by David Chiu
Originally published in Spinner, November 9, 2010
If there was ever a Hall of Fame for eccentric rock and roll figures, Syd Barrett would be a first-ballot inductee. A founding member of Pink Floyd, Barrett was the band’s lead singer, guitarist and songwriter from the mid to late ’60s. He was responsible for writing Pink Floyd’s early hit singles and nearly all of their 1967 debut album, ‘The Piper at the Gates of Dawn.’ However, drugs and psychological problems took a toll on Barrett as his behavior became erratic — so much so that the other members of Pink Floyd carried on without him.
Although Barrett forged a solo career in the early ’70s, he drifted away from music and friends. He quietly lived the rest of his life until his death from complications due to diabetes on July 7, 2006, at age 60. Interest in his life continues to flourish with this week’s release of the compilation album ‘An Introduction to Syd Barrett’ and the recently published biography, ‘A Very Irregular Head: The Life of Syd Barrett,’ by Rob Chapman.
Peter Jenner, Pink Floyd’s first manager, tells Spinner that he got along with the Cambridge, England-born Barrett in the band’s early days. “He had a great interest in music and he was very interested in art,” Jenner says. “We talked about music and what the band could be and all the rest of it. He was a really nice bloke. No problem at all.”
Barrett wrote much of Pink Floyd’s early material such as ‘Arnold Layne,’ ‘See Emily Play’ and ‘Bike,’ but as the band’s career was on the rise, his behavior became unreliable. “He became more and more abstract and vague,” says Jenner. “You know, ‘When is he going to turn up for the gig?’ ‘When he got to a gig, would he play the set?’
“We tried all sorts of things, like taking him literally that what he says is what he really means, and maybe the problems are us, not him,” Jenner adds. “In the end, [co-manager] Andrew King and I had to agree that it was really virtually impossible for the band to work with him.”
Chapman believes the Barrett’s behavior was not just due to drugs. “It all points to some deep-rooted aspects of Syd’s personality — aspects that are, I suspect, deeply embedded in his childhood,” he says. “If that is the case — and it is a big ‘if’ — that should be a cause for deep seated sorrow, not callous speculation.”

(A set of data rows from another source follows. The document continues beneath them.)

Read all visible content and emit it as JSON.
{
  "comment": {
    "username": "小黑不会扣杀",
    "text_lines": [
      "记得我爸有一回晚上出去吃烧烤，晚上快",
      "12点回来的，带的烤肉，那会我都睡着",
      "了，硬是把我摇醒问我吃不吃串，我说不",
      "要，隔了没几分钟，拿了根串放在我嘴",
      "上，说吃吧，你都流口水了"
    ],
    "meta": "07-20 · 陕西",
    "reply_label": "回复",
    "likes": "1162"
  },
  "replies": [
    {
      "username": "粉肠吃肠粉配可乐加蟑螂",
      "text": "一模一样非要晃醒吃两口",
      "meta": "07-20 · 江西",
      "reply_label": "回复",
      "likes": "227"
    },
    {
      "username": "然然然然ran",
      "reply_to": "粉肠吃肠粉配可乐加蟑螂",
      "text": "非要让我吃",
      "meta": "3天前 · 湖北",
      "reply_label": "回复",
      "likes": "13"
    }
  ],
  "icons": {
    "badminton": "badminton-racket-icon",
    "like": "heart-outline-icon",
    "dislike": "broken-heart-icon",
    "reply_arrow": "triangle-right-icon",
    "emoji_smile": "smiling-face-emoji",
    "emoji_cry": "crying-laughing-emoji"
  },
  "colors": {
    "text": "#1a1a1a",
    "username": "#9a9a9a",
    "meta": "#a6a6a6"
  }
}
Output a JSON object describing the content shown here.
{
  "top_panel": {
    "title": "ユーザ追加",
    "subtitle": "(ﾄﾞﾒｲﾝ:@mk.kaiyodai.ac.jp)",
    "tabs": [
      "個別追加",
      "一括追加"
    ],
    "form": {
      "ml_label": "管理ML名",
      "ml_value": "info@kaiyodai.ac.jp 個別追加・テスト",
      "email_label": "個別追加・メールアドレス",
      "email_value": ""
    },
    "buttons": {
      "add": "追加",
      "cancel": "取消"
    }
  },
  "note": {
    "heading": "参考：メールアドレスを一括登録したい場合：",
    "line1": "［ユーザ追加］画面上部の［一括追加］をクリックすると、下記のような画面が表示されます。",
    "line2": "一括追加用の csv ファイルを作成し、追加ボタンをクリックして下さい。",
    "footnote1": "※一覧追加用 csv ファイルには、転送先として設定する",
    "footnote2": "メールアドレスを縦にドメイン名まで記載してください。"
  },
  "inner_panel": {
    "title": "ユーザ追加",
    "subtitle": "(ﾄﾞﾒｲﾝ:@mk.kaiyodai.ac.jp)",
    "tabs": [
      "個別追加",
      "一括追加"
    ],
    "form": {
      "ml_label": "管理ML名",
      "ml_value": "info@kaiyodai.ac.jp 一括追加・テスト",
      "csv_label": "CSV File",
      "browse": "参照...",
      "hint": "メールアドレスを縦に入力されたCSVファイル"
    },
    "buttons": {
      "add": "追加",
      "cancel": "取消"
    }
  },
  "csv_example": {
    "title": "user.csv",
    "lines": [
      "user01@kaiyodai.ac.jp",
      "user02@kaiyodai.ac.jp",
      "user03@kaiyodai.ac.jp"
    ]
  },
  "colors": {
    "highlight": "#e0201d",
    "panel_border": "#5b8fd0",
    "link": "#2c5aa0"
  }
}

When the members of Pink Floyd moved on without Barrett in 1968, Jenner and King took on managing Barrett as a solo artist. “‘We will look after Syd, we’ll make records with him and he’ll write us more hits,’” Jenner explains of his rationale at the time. “I felt that Syd was the real talent in the band and, up to that point, he had been.”

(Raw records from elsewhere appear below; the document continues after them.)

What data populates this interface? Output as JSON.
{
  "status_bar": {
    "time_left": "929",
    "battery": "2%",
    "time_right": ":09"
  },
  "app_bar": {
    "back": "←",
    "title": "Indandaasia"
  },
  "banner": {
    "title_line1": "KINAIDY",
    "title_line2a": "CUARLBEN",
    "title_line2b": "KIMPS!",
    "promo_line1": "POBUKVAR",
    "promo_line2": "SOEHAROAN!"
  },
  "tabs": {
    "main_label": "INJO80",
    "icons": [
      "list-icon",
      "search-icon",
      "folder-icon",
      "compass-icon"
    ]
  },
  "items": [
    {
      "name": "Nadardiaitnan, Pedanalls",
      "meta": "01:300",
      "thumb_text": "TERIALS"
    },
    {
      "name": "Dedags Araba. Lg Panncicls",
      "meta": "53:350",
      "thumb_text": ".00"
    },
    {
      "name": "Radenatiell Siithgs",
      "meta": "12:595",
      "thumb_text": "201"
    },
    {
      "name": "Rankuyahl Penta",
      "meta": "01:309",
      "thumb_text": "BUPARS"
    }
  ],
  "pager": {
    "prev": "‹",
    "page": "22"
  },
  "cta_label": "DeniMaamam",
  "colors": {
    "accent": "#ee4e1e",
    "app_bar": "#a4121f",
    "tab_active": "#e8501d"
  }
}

Barrett recorded only two solo albums, ‘The Madcap Laughs’ and ‘Barrett,’ both released in 1970. For Jenner, working with Barrett in the studio proved difficult. “It was like trying to pin down something, which you could see you knew within there because you’d seen it in the past,” he recalls. “I think those songs describe sort of a descent into confusion.”

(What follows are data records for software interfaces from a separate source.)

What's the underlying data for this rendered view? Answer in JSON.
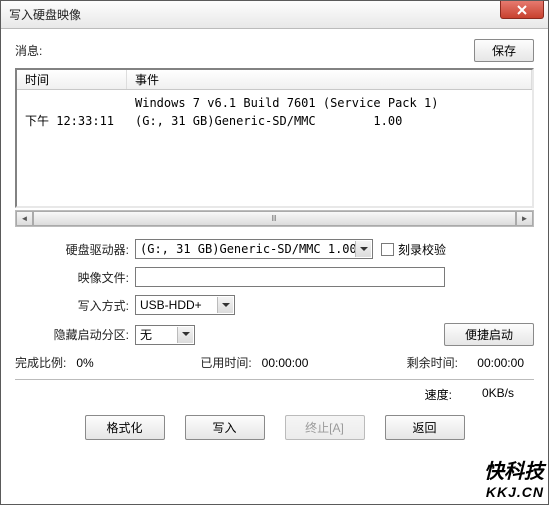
{
  "window": {
    "title": "写入硬盘映像"
  },
  "header": {
    "message_label": "消息:",
    "save_btn": "保存"
  },
  "log": {
    "columns": {
      "time": "时间",
      "event": "事件"
    },
    "rows": [
      {
        "time": "",
        "event": "Windows 7 v6.1 Build 7601 (Service Pack 1)"
      },
      {
        "time": "下午 12:33:11",
        "event": "(G:, 31 GB)Generic-SD/MMC        1.00"
      }
    ]
  },
  "form": {
    "drive_label": "硬盘驱动器:",
    "drive_value": "(G:, 31 GB)Generic-SD/MMC      1.00",
    "burn_check_label": "刻录校验",
    "image_label": "映像文件:",
    "image_value": "",
    "write_mode_label": "写入方式:",
    "write_mode_value": "USB-HDD+",
    "hidden_boot_label": "隐藏启动分区:",
    "hidden_boot_value": "无",
    "convenient_boot_btn": "便捷启动"
  },
  "status": {
    "done_ratio_label": "完成比例:",
    "done_ratio_value": "0%",
    "elapsed_label": "已用时间:",
    "elapsed_value": "00:00:00",
    "remaining_label": "剩余时间:",
    "remaining_value": "00:00:00",
    "speed_label": "速度:",
    "speed_value": "0KB/s"
  },
  "buttons": {
    "format": "格式化",
    "write": "写入",
    "abort": "终止[A]",
    "back": "返回"
  },
  "watermark": {
    "cn": "快科技",
    "url": "KKJ.CN"
  }
}
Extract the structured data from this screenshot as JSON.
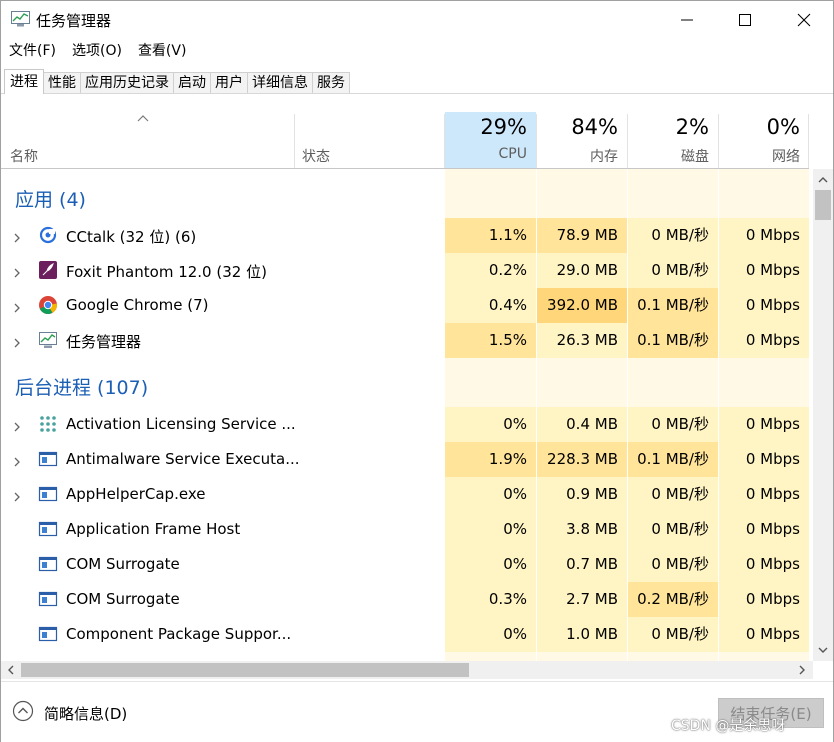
{
  "window": {
    "title": "任务管理器",
    "app_icon": "taskmgr-icon"
  },
  "menu": [
    "文件(F)",
    "选项(O)",
    "查看(V)"
  ],
  "tabs": [
    "进程",
    "性能",
    "应用历史记录",
    "启动",
    "用户",
    "详细信息",
    "服务"
  ],
  "active_tab": "进程",
  "columns": {
    "name": "名称",
    "status": "状态",
    "cpu": {
      "pct": "29%",
      "label": "CPU"
    },
    "memory": {
      "pct": "84%",
      "label": "内存"
    },
    "disk": {
      "pct": "2%",
      "label": "磁盘"
    },
    "network": {
      "pct": "0%",
      "label": "网络"
    }
  },
  "groups": {
    "apps": {
      "title": "应用 (4)"
    },
    "background": {
      "title": "后台进程 (107)"
    }
  },
  "rows": [
    {
      "name": "CCtalk (32 位) (6)",
      "icon": "cctalk-icon",
      "expandable": true,
      "cpu": "1.1%",
      "mem": "78.9 MB",
      "disk": "0 MB/秒",
      "net": "0 Mbps"
    },
    {
      "name": "Foxit Phantom 12.0 (32 位)",
      "icon": "foxit-icon",
      "expandable": true,
      "cpu": "0.2%",
      "mem": "29.0 MB",
      "disk": "0 MB/秒",
      "net": "0 Mbps"
    },
    {
      "name": "Google Chrome (7)",
      "icon": "chrome-icon",
      "expandable": true,
      "cpu": "0.4%",
      "mem": "392.0 MB",
      "disk": "0.1 MB/秒",
      "net": "0 Mbps"
    },
    {
      "name": "任务管理器",
      "icon": "taskmgr-icon",
      "expandable": true,
      "cpu": "1.5%",
      "mem": "26.3 MB",
      "disk": "0.1 MB/秒",
      "net": "0 Mbps"
    },
    {
      "name": "Activation Licensing Service ...",
      "icon": "service-dots-icon",
      "expandable": true,
      "cpu": "0%",
      "mem": "0.4 MB",
      "disk": "0 MB/秒",
      "net": "0 Mbps"
    },
    {
      "name": "Antimalware Service Executa...",
      "icon": "app-window-icon",
      "expandable": true,
      "cpu": "1.9%",
      "mem": "228.3 MB",
      "disk": "0.1 MB/秒",
      "net": "0 Mbps"
    },
    {
      "name": "AppHelperCap.exe",
      "icon": "app-window-icon",
      "expandable": true,
      "cpu": "0%",
      "mem": "0.9 MB",
      "disk": "0 MB/秒",
      "net": "0 Mbps"
    },
    {
      "name": "Application Frame Host",
      "icon": "app-window-icon",
      "expandable": false,
      "cpu": "0%",
      "mem": "3.8 MB",
      "disk": "0 MB/秒",
      "net": "0 Mbps"
    },
    {
      "name": "COM Surrogate",
      "icon": "app-window-icon",
      "expandable": false,
      "cpu": "0%",
      "mem": "0.7 MB",
      "disk": "0 MB/秒",
      "net": "0 Mbps"
    },
    {
      "name": "COM Surrogate",
      "icon": "app-window-icon",
      "expandable": false,
      "cpu": "0.3%",
      "mem": "2.7 MB",
      "disk": "0.2 MB/秒",
      "net": "0 Mbps"
    },
    {
      "name": "Component Package Suppor...",
      "icon": "app-window-icon",
      "expandable": false,
      "cpu": "0%",
      "mem": "1.0 MB",
      "disk": "0 MB/秒",
      "net": "0 Mbps"
    }
  ],
  "footer": {
    "fewer_details": "简略信息(D)",
    "end_task": "结束任务(E)"
  },
  "watermark": "CSDN @是余思呀",
  "colors": {
    "heat_0": "#fff4c4",
    "heat_1": "#ffe49a",
    "heat_2": "#ffd67a",
    "group_title": "#1b5fb5",
    "cpu_header": "#cde8fb"
  }
}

“There are moments of genius on ‘The Madcap Laughs,’” says Chapman. “On one level that album is raw and confessional. On another level, it’s an oblique tangential sprawling masterpiece. He was clearly trying to move on from the juvenilia of ‘The Piper at the Gates of Dawn.’”
An attempt to bring Barrett back into the studio in 1974 yielded unsuccessful results. Jenner would later see Barrett sometime in the late ’70s/early ’80s when the musician stopped by his office.
“There was this guy who was sort of quite portly, balding and wearing an overcoat,” Jenner remembers, “who looked really more like a top club bouncer. ‘Oh, it’s Syd.’ He wanted us to sign a photograph for him to get a passport, which we did. We never saw him again.”
Barrett went back to Cambridge to live with his family and resumed his interest in art until his death. He has not been forgotten by Pink Floyd, who recorded 1975′s ‘Shine on You Crazy Diamond’ as an homage. A tribute concert was held in 2007 in London that featured members of Pink Floyd, Robyn Hitchcock and Damon Albarn.
“I don’t think there’s any question in my mind there would have never been a Pink Floyd that anyone would have known about had it not been for Syd,” Jenner says.
“Syd’s legacy is precisely that — his music,” Chapman adds. “Not his madness, not the myths, but the sheer unique humanity and joyously skewed perspective of those songs. I’ve had several letters from young people congratulating me on my book and admitting that they knew very little about his past. It’s sentiments like that that makes me realize his music will live on.”